How advanced SQL helps to dig through the numbers.
All of us have been impacted by COVID-19 in one way or another. Looking at daily case numbers, the basic reproduction number, or mortality rates has become a routine. But what is behind those numbers? How are they computed and how does SQL help?
In this post, I want to discuss how a few SQL analytics clauses can help to dig through the data. When I teach database systems, I always try to show how they apply to life. Here, SQL may not directly help to cure the disease, but it can help to compute and understand the statistics.
SQL for working with data
SQL, the Structured Query Language, is used as query language by most database systems (e.g., Db2, MySQL, Oracle, PostgreSQL, SQL Server, SQLite, etc.). Moreover, using programming libraries, SQL expressions can be applied to analyze in-memory data in apps or Jupyter notebooks, like in IBM Watson Studio. There are also services like the SQL Query service to analyze data stored in Cloud Object Storage (COS). To conclude, SQL is ubiquitous and, as we will see, versatile.
Most of us know how to write a simple SELECT ... FROM ... WHERE statement. But how do you easily put data from different days side by side? How do you compute rolling averages to smooth out reported values (e.g., to account for "administrative weekends")? How do you make sure that all countries are represented, even if they did not report at the latest available date ("MAX(date)")?
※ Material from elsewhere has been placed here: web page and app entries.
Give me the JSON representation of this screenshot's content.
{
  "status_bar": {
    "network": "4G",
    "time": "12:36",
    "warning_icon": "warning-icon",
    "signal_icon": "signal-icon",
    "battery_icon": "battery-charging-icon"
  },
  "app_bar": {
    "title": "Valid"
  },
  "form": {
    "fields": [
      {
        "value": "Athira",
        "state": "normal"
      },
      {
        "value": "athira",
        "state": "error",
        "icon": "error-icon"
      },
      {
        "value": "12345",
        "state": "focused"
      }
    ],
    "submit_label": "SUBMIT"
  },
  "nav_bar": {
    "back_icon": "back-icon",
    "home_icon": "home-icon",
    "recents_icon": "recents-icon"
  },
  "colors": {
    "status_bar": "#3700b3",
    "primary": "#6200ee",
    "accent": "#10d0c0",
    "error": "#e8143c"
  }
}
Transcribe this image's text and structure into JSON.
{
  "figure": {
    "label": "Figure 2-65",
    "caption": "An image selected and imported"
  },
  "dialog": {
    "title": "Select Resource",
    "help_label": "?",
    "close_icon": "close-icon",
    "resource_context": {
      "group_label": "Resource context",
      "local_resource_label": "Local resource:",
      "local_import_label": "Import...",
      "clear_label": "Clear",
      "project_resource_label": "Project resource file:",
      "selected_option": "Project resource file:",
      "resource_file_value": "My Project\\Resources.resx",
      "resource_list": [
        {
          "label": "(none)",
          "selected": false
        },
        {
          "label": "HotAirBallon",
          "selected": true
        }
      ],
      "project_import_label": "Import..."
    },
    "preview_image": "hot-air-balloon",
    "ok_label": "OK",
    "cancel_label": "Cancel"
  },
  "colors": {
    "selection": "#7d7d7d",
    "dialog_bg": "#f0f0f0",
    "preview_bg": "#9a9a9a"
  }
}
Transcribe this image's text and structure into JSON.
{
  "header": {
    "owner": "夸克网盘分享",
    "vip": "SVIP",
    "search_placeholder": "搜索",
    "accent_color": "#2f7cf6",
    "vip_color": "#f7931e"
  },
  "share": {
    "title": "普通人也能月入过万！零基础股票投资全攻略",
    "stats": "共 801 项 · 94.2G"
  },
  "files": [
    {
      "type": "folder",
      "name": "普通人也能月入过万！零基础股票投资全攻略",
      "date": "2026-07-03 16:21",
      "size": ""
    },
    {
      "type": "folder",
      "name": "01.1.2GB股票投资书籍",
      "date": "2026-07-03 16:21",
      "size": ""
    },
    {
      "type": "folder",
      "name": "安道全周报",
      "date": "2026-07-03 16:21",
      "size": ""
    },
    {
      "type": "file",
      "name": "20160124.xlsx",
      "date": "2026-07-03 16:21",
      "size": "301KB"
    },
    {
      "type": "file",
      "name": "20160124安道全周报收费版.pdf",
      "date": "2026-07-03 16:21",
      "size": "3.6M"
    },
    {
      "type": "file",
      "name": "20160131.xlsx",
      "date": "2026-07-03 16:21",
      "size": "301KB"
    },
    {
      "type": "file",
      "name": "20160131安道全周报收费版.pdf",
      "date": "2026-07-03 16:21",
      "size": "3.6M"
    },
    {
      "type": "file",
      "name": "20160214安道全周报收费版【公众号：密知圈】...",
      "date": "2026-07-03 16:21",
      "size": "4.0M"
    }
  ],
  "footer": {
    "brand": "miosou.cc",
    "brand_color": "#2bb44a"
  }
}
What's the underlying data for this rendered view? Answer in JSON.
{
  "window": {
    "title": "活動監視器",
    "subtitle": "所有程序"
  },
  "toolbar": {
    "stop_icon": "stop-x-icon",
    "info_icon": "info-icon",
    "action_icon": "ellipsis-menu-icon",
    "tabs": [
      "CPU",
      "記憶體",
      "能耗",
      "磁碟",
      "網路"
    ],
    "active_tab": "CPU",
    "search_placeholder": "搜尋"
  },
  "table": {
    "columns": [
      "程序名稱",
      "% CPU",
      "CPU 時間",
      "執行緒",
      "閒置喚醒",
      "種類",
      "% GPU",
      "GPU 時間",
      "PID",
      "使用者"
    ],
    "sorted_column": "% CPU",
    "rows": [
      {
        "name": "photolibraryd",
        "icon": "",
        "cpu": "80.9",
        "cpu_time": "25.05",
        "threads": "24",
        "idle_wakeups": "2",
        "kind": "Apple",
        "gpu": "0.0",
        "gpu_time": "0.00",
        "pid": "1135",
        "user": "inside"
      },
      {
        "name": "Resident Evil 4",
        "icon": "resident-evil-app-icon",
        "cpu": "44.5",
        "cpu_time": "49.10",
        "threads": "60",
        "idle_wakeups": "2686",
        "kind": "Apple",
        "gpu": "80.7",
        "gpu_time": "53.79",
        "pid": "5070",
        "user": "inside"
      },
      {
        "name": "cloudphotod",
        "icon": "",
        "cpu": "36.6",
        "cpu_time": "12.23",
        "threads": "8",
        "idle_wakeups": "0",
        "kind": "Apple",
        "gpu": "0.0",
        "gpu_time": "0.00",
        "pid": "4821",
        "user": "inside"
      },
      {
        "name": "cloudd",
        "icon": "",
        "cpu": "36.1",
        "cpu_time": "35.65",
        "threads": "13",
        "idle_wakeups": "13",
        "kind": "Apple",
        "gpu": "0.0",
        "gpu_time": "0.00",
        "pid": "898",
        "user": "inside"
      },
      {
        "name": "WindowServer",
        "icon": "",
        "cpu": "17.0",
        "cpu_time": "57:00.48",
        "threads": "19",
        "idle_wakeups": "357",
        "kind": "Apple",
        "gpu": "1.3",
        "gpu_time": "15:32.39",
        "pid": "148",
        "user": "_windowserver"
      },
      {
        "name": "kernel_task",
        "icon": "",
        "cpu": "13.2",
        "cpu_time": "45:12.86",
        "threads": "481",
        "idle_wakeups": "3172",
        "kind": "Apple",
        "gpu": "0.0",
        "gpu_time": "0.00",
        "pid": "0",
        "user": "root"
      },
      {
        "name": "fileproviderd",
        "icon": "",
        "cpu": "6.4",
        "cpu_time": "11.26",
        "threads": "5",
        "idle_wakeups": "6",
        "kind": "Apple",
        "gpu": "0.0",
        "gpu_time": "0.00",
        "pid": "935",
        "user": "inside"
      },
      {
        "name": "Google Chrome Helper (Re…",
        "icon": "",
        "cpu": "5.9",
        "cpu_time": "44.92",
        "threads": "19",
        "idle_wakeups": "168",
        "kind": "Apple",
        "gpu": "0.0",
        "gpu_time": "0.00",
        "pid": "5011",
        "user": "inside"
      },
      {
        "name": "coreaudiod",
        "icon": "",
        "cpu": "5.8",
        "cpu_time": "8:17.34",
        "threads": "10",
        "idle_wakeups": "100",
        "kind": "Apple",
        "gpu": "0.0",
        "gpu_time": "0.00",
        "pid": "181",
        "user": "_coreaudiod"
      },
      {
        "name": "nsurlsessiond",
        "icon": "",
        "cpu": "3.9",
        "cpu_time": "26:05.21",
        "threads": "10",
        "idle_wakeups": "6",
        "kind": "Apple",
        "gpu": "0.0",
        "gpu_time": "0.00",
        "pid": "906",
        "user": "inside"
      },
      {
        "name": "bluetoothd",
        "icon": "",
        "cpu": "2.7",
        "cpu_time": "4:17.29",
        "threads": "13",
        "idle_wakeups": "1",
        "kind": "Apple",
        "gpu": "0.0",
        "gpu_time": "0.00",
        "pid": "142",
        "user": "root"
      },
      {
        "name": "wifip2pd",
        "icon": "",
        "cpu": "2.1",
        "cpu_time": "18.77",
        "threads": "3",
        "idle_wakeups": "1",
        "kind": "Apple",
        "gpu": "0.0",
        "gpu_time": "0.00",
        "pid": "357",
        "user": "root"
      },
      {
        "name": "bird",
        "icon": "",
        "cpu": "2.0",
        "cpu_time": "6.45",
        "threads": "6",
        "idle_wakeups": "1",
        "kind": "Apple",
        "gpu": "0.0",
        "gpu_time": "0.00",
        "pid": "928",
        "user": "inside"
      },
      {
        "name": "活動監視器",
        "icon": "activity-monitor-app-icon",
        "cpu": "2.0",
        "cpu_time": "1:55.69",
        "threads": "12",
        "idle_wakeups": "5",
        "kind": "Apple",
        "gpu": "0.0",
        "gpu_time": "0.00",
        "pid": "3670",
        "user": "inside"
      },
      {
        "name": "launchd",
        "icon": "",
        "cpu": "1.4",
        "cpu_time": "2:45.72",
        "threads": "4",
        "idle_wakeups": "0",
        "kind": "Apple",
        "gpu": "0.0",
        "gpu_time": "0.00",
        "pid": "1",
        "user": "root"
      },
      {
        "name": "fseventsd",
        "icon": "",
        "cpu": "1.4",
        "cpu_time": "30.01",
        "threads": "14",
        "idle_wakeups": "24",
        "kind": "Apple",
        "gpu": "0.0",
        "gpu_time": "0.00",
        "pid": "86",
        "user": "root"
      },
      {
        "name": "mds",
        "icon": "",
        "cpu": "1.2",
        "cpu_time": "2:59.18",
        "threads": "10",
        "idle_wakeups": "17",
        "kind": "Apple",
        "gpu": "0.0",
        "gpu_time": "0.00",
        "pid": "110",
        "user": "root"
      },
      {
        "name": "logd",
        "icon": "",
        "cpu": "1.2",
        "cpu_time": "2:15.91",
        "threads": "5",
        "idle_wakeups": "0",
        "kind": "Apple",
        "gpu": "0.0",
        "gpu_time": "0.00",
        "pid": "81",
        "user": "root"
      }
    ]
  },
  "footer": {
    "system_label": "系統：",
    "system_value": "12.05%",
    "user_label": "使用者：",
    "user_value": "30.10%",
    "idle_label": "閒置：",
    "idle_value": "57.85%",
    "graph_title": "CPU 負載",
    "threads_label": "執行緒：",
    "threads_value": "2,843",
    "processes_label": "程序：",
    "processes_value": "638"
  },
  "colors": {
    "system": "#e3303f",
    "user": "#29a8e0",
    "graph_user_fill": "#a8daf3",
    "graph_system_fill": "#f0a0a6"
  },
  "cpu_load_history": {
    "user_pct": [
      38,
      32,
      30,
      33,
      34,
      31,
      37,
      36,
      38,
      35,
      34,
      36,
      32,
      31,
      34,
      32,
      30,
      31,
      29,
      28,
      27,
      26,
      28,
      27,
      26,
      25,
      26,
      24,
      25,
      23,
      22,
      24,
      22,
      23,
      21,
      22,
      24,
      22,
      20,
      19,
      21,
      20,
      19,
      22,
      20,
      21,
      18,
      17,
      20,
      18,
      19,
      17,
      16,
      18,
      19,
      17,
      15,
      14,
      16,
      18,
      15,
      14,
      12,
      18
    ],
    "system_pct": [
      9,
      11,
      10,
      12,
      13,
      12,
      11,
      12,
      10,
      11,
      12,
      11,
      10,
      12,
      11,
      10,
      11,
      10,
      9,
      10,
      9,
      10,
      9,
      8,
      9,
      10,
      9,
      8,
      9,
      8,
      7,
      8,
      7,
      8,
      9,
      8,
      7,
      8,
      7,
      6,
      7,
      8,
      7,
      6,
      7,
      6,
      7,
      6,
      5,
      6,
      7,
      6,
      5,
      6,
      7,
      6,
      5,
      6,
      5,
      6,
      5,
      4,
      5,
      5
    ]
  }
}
Suppose we have two tables: STATISTICS, which holds the daily case data (confirmed cases, deaths, the reporting date, etc.) from around the world, and DEMOGRAPHICS, that has country-specific data on population, area, population density, age groups, and more. The following SQL statements (among others) can be used to enrich and to analyze the data.
Delta from previous day
The following SQL statement uses LAG to access data from the previous day. The data is PARTITIONed BY country to refer to the same country and is sorted by the reporting date:
Smoothed rolling average
The SQL clause AVG() OVER with PRECEDING and FOLLOWING rows can be applied to smooth out reported numbers. This is necessary to account for "administrative weekends" with fewer reports or missing data which may be added later on:
Computed rolling average can be used in figures like this for Germany. Zooming in, you see daily numbers zig-zagging over smoothed averages:
Latest available per country data
Not all countries may have reported on the latest overall date, so if you are using MAX(date), those countries could be missed. By utilizing ROW_NUMBER() to enumerate available data in a DESCending way by date and the selecting only the first row, the most recent available data is returned.
A query like the one above can be part of a more complex query to compute the mortality per 100,000 population as discussed by Johns Hopkins University. Taking into account all countries (not just those with the latest numbers from today), here is my generated table:
SQL is ubiquitous and quite versatile, and many of us know how to write simple SQL statements. More advanced SQL helps to analyze the daily COVID-19 data from around the world. I have shown few statements in the blog above.
In addition, I have created a gist on GitHub with sample SQL statements to dig into COVID-19 data. Feel free to comment on GitHub or to add to it. The two screenshots in this post are based on data processed with such SQL statements.